Review: The Moon in the Palace
The Moon in the Palace sweeps into your mind on a cloud of fantasy.
It’s a delicate balance, historical fiction. Too much of any one element and you can fall. Randel keeps the balance with a delicate hand, inserting a strong female protagonist into the Imperial court of China.
Too often (even when the figure is a known historical one) a story like that of Empress Wu comes off as too fantastic. Another Cinderella, another Disney Princess for whom the stars aligned. Mei however has to work at it. She gets burned, she learns, she takes her advantages where she finds them, and feels remorse for those she burns in turn. It’s all about survival among the Emperor’s women, sex and romance are the weapons, and all gloves are off.

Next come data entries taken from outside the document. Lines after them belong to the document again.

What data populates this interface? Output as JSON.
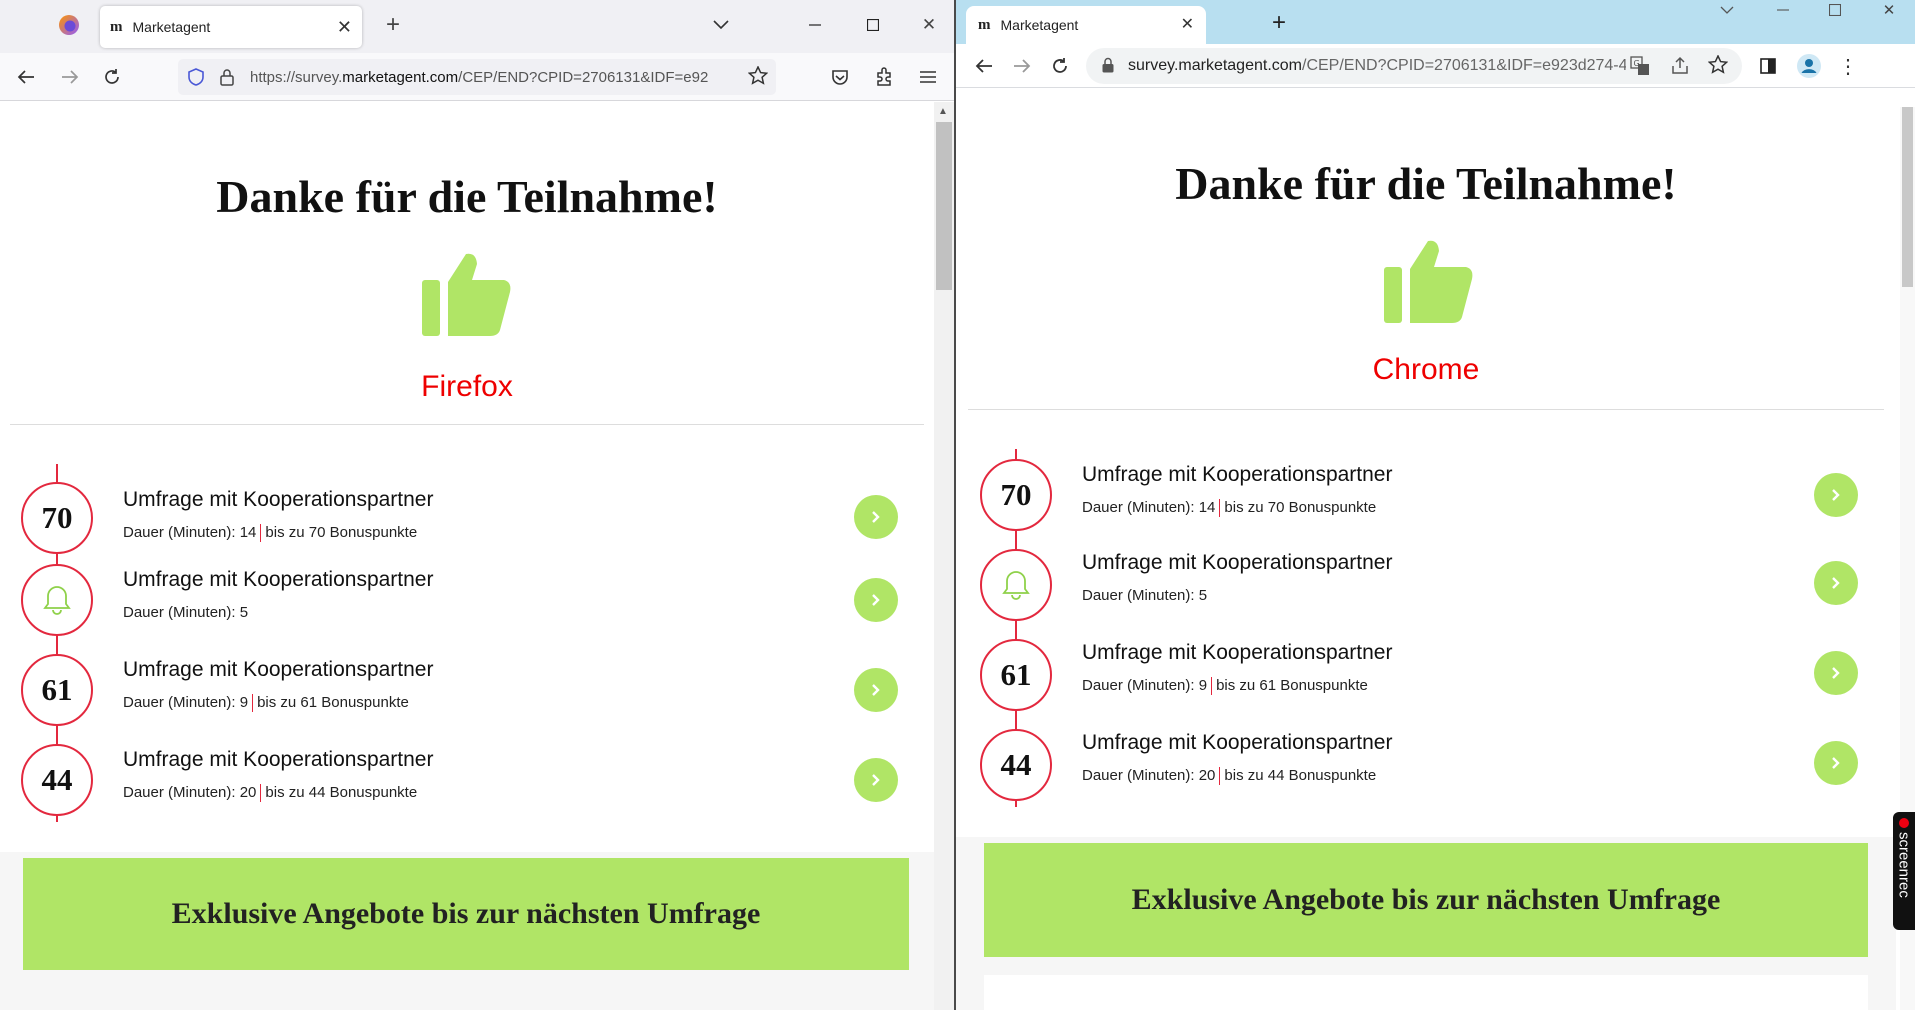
{
  "windows": [
    {
      "id": "firefox",
      "tab_title": "Marketagent",
      "favicon_text": "m",
      "url_prefix": "https://survey.",
      "url_host": "marketagent.com",
      "url_rest": "/CEP/END?CPID=2706131&IDF=e92",
      "heading": "Danke für die Teilnahme!",
      "browser_label": "Firefox",
      "surveys": [
        {
          "badge": "70",
          "title": "Umfrage mit Kooperationspartner",
          "duration": "Dauer (Minuten): 14",
          "points": "bis zu 70 Bonuspunkte"
        },
        {
          "badge": "bell",
          "title": "Umfrage mit Kooperationspartner",
          "duration": "Dauer (Minuten): 5",
          "points": ""
        },
        {
          "badge": "61",
          "title": "Umfrage mit Kooperationspartner",
          "duration": "Dauer (Minuten): 9",
          "points": "bis zu 61 Bonuspunkte"
        },
        {
          "badge": "44",
          "title": "Umfrage mit Kooperationspartner",
          "duration": "Dauer (Minuten): 20",
          "points": "bis zu 44 Bonuspunkte"
        }
      ],
      "banner": "Exklusive Angebote bis zur nächsten Umfrage"
    },
    {
      "id": "chrome",
      "tab_title": "Marketagent",
      "favicon_text": "m",
      "url_prefix": "",
      "url_host": "survey.marketagent.com",
      "url_rest": "/CEP/END?CPID=2706131&IDF=e923d274-41...",
      "heading": "Danke für die Teilnahme!",
      "browser_label": "Chrome",
      "surveys": [
        {
          "badge": "70",
          "title": "Umfrage mit Kooperationspartner",
          "duration": "Dauer (Minuten): 14",
          "points": "bis zu 70 Bonuspunkte"
        },
        {
          "badge": "bell",
          "title": "Umfrage mit Kooperationspartner",
          "duration": "Dauer (Minuten): 5",
          "points": ""
        },
        {
          "badge": "61",
          "title": "Umfrage mit Kooperationspartner",
          "duration": "Dauer (Minuten): 9",
          "points": "bis zu 61 Bonuspunkte"
        },
        {
          "badge": "44",
          "title": "Umfrage mit Kooperationspartner",
          "duration": "Dauer (Minuten): 20",
          "points": "bis zu 44 Bonuspunkte"
        }
      ],
      "banner": "Exklusive Angebote bis zur nächsten Umfrage"
    }
  ],
  "screenrec_label": "screenrec",
  "colors": {
    "accent_green": "#b0e566",
    "accent_red": "#e3283e",
    "label_red": "#e00000"
  }
}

The joy of the read is in the language. The slight turn of phrase that somehow just feels like China to the western mind blends seamlessly with the slight air of unreality that follows the insanely wealthy like a perfume. You can smell the disappointment, taste the scheming, hold the Imperial Palace itself in your hands like the brightly painted porcelains the Tang Dynasty is known for.

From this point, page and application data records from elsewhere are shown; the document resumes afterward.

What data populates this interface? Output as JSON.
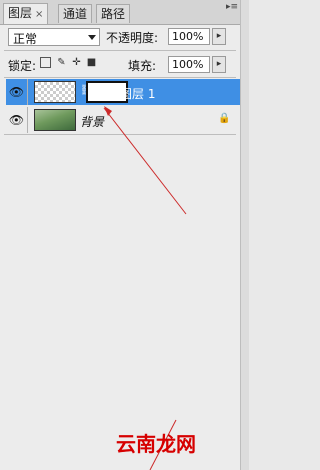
{
  "tabs": [
    {
      "label": "图层",
      "close": "×"
    },
    {
      "label": "通道"
    },
    {
      "label": "路径"
    }
  ],
  "corner_mark": "▸≡",
  "blend_mode": {
    "value": "正常"
  },
  "opacity": {
    "label": "不透明度:",
    "value": "100%"
  },
  "lock": {
    "label": "锁定:"
  },
  "fill": {
    "label": "填充:",
    "value": "100%"
  },
  "layers": [
    {
      "name": "图层 1",
      "selected": true
    },
    {
      "name": "背景",
      "locked": true
    }
  ],
  "watermark": "云南龙网",
  "annotation_color": "#cc2a2a"
}
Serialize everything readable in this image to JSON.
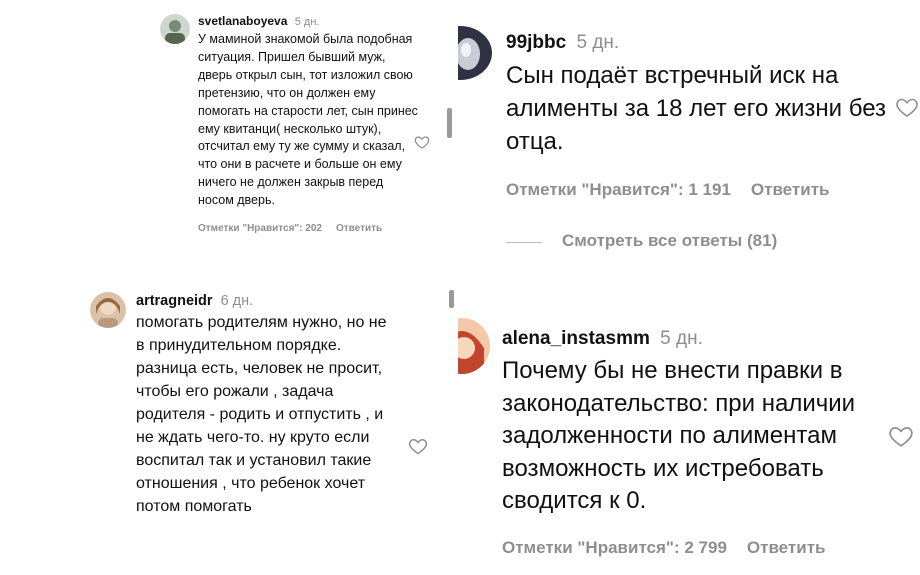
{
  "comments": [
    {
      "user": "svetlanaboyeva",
      "time": "5 дн.",
      "text": "У маминой знакомой была подобная ситуация. Пришел бывший муж, дверь открыл сын, тот изложил свою претензию, что он должен ему помогать на старости лет, сын принес ему квитанци( несколько штук), отсчитал ему ту же сумму и сказал, что они в расчете и больше он ему ничего не должен закрыв перед носом дверь.",
      "likes": "Отметки \"Нравится\": 202",
      "reply": "Ответить"
    },
    {
      "user": "artragneidr",
      "time": "6 дн.",
      "text": "помогать родителям нужно, но не в принудительном порядке. разница есть, человек не просит, чтобы его рожали , задача родителя - родить и отпустить , и не ждать чего-то. ну круто если воспитал так и установил такие отношения , что ребенок хочет потом помогать"
    },
    {
      "user": "99jbbc",
      "time": "5 дн.",
      "text": "Сын подаёт встречный иск на алименты за 18 лет его жизни без отца.",
      "likes": "Отметки \"Нравится\": 1 191",
      "reply": "Ответить",
      "view_replies": "Смотреть все ответы (81)"
    },
    {
      "user": "alena_instasmm",
      "time": "5 дн.",
      "text": "Почему бы не внести правки в законодательство: при наличии задолженности по алиментам возможность их истребовать сводится к 0.",
      "likes": "Отметки \"Нравится\": 2 799",
      "reply": "Ответить"
    }
  ],
  "icons": {
    "like": "heart-outline-icon"
  },
  "colors": {
    "secondary_text": "#8e8e8e",
    "primary_text": "#111111"
  }
}
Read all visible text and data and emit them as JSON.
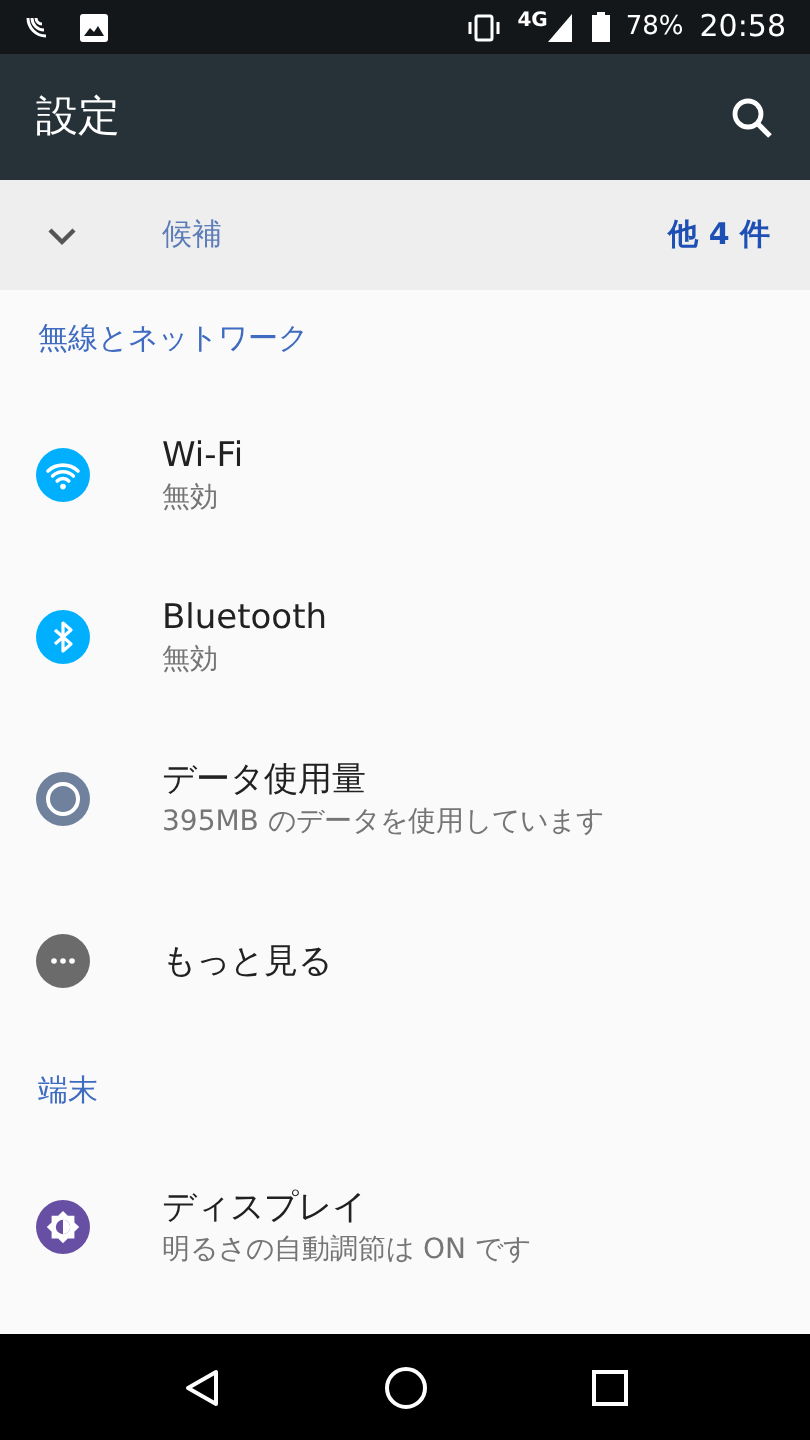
{
  "status_bar": {
    "network_type": "4G",
    "battery": "78%",
    "time": "20:58"
  },
  "app_bar": {
    "title": "設定"
  },
  "suggestions": {
    "label": "候補",
    "count": "他 4 件",
    "expanded": false
  },
  "sections": [
    {
      "title": "無線とネットワーク",
      "items": [
        {
          "title": "Wi-Fi",
          "summary": "無効"
        },
        {
          "title": "Bluetooth",
          "summary": "無効"
        },
        {
          "title": "データ使用量",
          "summary": "395MB のデータを使用しています"
        },
        {
          "title": "もっと見る"
        }
      ]
    },
    {
      "title": "端末",
      "items": [
        {
          "title": "ディスプレイ",
          "summary": "明るさの自動調節は ON です"
        }
      ]
    }
  ]
}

A definite must-have for the lover of Historical Fiction and Eastern cultures.